It's believed tens of thousands of Australians remain trapped overseas, unable to afford astronomical business- or first-class flights to guarantee a safe return, with no end in sight to flight caps and hotel quarantine.
Dr Fauci praised Australia's response to the coronavirus pandemic, particularly in comparison to his own country's disjointed and inconsistent response.
"You had the capability and the uniformity of your citizens that when you shut down, you really shut down very effectively," he said.
"You got a level down to essentially, as low as you possibly could get.
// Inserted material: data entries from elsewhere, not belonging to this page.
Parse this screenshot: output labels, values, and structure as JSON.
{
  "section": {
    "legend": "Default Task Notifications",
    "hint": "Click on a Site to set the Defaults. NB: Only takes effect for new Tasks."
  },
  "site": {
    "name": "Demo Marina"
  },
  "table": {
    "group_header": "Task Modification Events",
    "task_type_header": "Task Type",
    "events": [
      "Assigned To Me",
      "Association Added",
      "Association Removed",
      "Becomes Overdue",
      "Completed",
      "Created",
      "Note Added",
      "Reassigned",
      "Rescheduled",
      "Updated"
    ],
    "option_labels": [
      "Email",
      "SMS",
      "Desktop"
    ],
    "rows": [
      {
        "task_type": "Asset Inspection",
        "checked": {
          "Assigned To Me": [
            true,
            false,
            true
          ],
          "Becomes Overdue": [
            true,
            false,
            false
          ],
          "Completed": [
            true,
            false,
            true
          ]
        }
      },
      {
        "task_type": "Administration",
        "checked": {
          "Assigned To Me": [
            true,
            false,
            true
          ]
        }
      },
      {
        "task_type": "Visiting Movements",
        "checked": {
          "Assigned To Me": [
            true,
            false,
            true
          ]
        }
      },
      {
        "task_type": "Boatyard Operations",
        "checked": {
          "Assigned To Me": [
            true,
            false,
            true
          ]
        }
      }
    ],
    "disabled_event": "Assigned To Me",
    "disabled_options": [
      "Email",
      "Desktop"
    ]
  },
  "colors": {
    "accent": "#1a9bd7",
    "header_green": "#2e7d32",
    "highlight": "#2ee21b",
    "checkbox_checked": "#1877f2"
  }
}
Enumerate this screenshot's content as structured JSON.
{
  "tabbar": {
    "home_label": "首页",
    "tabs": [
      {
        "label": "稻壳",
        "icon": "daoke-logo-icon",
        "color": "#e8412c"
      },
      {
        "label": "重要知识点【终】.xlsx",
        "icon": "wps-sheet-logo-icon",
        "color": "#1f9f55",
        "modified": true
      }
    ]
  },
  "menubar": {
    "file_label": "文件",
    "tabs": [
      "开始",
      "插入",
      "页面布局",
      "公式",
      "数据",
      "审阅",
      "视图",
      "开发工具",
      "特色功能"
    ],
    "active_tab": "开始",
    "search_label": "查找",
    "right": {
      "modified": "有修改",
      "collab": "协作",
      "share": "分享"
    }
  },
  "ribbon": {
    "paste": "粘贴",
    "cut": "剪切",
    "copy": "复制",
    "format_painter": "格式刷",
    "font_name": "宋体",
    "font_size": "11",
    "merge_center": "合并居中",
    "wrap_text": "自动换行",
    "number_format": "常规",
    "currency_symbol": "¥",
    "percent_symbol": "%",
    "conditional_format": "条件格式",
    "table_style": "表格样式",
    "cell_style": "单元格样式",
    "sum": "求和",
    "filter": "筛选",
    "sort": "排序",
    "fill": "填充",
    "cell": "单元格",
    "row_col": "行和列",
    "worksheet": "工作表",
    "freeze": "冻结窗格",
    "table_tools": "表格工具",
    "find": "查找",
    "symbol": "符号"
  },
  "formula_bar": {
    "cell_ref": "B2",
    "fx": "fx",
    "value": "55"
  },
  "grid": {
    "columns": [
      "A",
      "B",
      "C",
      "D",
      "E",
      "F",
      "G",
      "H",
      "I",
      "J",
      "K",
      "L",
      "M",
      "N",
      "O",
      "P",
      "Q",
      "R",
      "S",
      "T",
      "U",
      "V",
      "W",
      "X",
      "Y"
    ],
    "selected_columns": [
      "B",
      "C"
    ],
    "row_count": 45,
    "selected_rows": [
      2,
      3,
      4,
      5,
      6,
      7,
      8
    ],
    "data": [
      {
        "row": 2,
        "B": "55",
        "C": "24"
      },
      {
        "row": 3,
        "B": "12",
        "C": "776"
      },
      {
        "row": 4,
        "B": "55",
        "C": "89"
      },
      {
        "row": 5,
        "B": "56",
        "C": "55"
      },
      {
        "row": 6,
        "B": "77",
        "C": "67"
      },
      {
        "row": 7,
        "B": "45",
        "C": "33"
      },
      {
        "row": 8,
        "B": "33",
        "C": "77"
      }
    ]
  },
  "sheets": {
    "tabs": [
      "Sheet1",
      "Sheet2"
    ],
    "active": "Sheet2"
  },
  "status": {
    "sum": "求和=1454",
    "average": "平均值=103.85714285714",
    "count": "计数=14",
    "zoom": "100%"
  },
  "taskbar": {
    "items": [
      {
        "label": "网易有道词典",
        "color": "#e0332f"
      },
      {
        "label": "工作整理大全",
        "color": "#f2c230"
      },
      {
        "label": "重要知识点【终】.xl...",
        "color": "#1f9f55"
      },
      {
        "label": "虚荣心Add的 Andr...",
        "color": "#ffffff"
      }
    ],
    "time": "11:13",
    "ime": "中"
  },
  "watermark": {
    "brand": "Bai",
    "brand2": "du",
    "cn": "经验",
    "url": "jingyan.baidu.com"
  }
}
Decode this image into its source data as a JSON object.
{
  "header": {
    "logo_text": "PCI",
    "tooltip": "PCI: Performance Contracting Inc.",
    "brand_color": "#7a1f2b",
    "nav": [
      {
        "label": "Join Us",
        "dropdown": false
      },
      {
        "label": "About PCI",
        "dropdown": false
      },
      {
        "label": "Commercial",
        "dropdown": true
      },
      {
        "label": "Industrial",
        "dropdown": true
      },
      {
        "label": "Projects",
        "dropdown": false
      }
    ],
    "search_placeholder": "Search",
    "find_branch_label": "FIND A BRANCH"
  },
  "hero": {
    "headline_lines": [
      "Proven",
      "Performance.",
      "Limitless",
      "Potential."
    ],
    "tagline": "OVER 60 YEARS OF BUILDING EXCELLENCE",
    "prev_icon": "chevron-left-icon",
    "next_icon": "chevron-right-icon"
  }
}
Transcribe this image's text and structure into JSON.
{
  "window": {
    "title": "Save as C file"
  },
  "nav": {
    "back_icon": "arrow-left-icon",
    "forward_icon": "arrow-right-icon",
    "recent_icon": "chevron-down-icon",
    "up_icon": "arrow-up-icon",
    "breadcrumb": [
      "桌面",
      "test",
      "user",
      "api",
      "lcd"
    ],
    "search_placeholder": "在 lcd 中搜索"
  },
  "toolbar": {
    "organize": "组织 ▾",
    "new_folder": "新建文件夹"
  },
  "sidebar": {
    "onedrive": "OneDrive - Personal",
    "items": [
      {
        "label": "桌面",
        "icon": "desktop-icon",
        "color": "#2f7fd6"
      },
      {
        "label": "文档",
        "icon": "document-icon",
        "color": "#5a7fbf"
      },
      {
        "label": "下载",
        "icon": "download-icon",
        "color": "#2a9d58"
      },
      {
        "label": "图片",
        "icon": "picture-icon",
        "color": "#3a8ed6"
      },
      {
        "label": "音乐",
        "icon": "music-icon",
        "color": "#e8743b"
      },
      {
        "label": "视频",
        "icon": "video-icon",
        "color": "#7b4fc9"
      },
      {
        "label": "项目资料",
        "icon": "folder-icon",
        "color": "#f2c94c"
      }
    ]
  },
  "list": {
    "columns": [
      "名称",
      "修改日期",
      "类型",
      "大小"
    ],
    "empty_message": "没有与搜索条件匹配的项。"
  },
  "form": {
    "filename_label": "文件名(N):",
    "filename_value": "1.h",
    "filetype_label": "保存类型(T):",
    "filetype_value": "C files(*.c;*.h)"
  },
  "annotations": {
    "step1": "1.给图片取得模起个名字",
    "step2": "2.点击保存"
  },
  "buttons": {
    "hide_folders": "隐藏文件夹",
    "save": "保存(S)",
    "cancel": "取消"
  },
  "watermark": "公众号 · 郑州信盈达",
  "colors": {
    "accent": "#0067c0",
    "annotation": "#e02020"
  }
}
And then when you had a situation where you opened up again, you responded quickly and efficiently.
While Australia's vaccine rollout significantly trails the United States, United Kingdom and even the struggling European Union, Mr Hunt rejected the suggestion the country was being left behind on either health or medical terms.
Source: 9News https://www.9news.com.au/national/coronavirus-australia-anthony-fauci-covid19-vaccine-covax/c927f953-fbb4-436a-994e-4a016a6de356